● Task goal
Please go line by line and repeat the data below exactly, with no images.

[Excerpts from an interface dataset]

***

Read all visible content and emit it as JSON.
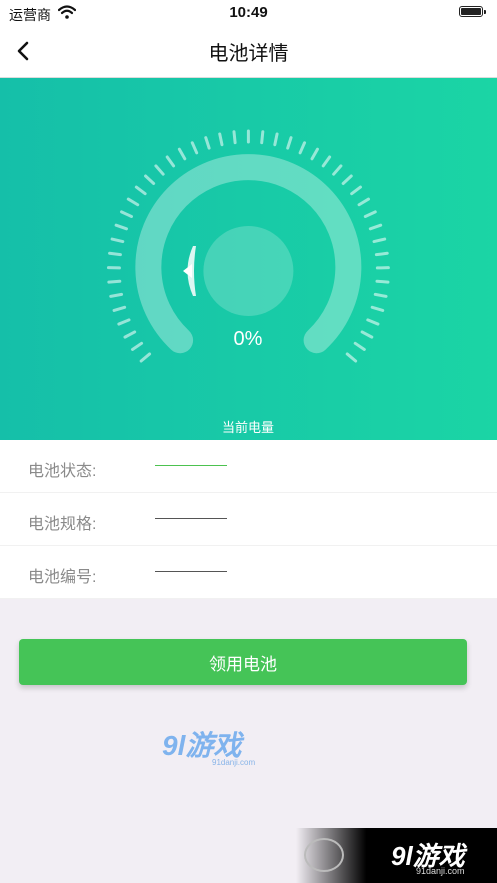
{
  "status_bar": {
    "carrier": "运营商",
    "time": "10:49"
  },
  "nav": {
    "title": "电池详情"
  },
  "gauge": {
    "percent_text": "0%",
    "label": "当前电量",
    "level": 0
  },
  "info": [
    {
      "label": "电池状态:",
      "value_color": "#4cc24f"
    },
    {
      "label": "电池规格:",
      "value_color": "#555555"
    },
    {
      "label": "电池编号:",
      "value_color": "#555555"
    }
  ],
  "claim_button": {
    "label": "领用电池"
  },
  "watermark": {
    "logo": "9l游戏",
    "site": "91danji.com"
  },
  "colors": {
    "accent": "#45c457",
    "hero_start": "#15bfa9",
    "hero_end": "#1bd5a5"
  }
}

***

● Expected output
Read all visible content and emit it as JSON.
{
  "status_bar": {
    "carrier": "运营商",
    "time": "10:49"
  },
  "nav": {
    "title": "电池详情"
  },
  "gauge": {
    "percent_text": "0%",
    "label": "当前电量",
    "level": 0
  },
  "info": [
    {
      "label": "电池状态:",
      "value_color": "#4cc24f"
    },
    {
      "label": "电池规格:",
      "value_color": "#555555"
    },
    {
      "label": "电池编号:",
      "value_color": "#555555"
    }
  ],
  "claim_button": {
    "label": "领用电池"
  },
  "watermark": {
    "logo": "9l游戏",
    "site": "91danji.com"
  },
  "colors": {
    "accent": "#45c457",
    "hero_start": "#15bfa9",
    "hero_end": "#1bd5a5"
  }
}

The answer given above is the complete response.